In the entries below, spot each line with the word "title" and copy it.

- _THE RECORDS_:
━━━━━━━━━━━━━━━━
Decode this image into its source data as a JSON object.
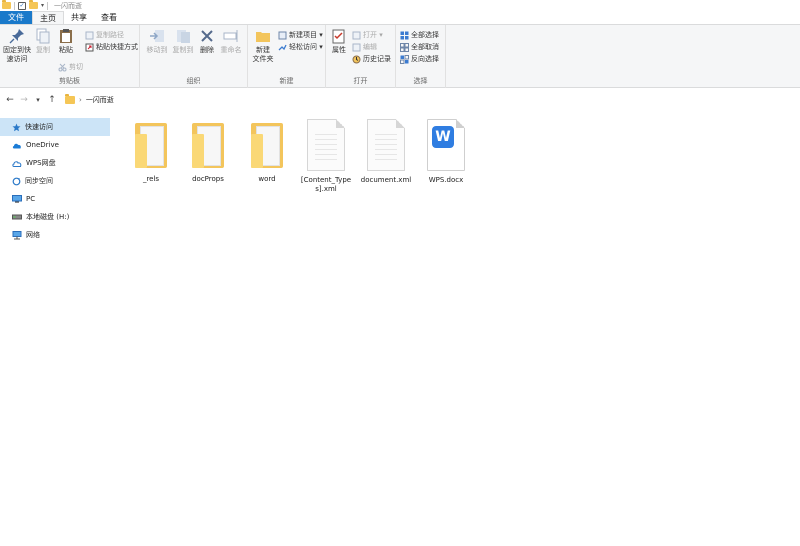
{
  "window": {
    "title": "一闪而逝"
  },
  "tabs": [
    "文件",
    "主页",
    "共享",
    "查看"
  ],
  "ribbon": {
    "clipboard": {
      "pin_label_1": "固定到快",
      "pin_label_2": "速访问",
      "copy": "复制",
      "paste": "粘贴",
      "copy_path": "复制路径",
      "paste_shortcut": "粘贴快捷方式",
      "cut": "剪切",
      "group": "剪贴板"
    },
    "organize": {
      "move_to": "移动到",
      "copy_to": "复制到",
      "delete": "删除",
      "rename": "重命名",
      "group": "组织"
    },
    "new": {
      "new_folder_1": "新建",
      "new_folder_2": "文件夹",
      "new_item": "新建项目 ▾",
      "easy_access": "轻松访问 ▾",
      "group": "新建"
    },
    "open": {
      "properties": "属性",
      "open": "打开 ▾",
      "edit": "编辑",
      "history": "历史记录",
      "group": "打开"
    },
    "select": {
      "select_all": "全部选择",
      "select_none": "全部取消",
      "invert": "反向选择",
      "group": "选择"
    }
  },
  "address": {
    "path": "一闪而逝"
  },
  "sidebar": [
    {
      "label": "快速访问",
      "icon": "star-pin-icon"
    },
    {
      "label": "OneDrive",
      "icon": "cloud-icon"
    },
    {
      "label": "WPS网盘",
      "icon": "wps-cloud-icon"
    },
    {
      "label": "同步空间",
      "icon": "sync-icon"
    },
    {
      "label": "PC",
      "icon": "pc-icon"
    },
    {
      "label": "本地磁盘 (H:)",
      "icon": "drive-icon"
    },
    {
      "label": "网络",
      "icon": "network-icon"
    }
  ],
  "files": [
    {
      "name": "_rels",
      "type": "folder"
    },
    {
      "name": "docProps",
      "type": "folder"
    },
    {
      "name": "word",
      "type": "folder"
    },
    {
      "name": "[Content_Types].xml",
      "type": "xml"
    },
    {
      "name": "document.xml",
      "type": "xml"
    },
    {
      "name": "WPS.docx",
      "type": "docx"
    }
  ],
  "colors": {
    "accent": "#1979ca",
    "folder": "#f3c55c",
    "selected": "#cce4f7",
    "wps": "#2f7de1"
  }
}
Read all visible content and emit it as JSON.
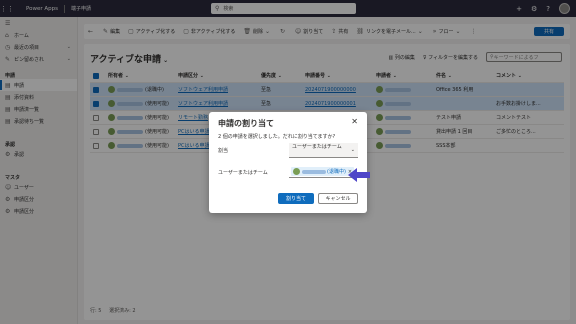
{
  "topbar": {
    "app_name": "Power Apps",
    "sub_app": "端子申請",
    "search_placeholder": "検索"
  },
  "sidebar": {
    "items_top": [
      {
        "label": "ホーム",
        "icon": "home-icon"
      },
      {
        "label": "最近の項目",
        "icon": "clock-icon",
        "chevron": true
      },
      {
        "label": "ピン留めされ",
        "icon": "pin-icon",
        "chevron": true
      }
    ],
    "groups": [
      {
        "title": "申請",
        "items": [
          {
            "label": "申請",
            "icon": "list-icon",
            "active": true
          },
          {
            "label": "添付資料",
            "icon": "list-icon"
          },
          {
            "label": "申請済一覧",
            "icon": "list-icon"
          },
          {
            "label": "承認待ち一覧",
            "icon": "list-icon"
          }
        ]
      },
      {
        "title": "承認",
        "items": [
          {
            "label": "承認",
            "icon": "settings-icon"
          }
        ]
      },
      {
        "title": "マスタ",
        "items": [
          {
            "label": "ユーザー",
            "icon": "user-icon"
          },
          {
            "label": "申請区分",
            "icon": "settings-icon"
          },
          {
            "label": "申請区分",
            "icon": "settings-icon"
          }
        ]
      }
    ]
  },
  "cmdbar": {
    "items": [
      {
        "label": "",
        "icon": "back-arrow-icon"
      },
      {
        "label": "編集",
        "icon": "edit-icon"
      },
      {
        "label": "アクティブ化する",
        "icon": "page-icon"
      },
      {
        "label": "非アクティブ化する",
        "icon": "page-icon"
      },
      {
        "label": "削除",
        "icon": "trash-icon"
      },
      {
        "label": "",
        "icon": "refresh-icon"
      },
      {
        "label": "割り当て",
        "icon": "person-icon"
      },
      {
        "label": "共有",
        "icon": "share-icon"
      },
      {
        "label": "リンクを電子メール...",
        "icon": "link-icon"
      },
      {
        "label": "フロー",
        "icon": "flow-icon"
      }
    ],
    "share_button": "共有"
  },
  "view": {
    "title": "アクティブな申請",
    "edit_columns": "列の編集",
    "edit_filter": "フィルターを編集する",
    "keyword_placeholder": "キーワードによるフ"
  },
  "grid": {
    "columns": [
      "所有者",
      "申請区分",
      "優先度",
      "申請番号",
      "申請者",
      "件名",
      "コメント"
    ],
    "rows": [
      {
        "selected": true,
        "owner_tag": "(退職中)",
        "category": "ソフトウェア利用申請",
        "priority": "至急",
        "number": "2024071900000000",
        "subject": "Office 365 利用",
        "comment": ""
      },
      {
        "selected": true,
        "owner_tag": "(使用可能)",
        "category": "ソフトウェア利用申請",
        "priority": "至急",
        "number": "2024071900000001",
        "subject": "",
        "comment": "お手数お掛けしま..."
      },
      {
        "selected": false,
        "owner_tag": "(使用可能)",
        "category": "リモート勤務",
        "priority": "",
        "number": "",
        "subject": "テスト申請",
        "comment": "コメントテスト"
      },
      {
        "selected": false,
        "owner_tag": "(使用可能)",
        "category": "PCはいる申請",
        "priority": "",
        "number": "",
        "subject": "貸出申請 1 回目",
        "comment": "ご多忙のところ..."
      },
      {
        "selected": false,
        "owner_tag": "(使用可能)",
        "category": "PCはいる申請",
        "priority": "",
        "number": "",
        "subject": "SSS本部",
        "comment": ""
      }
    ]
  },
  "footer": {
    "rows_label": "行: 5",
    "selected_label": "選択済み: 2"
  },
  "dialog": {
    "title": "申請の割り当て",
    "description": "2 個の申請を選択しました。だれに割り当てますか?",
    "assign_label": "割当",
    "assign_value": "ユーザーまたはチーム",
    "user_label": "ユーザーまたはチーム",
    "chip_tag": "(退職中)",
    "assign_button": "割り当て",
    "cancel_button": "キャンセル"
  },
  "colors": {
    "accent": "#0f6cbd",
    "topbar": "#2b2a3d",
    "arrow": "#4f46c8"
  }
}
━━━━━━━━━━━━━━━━
- _SOLUTION TO THE PROBLEM_:
    "title": "一闪而逝"
        "title": "申請",
        "title": "承認",
        "title": "マスタ",
    "title": "アクティブな申請",
    "title": "申請の割り当て",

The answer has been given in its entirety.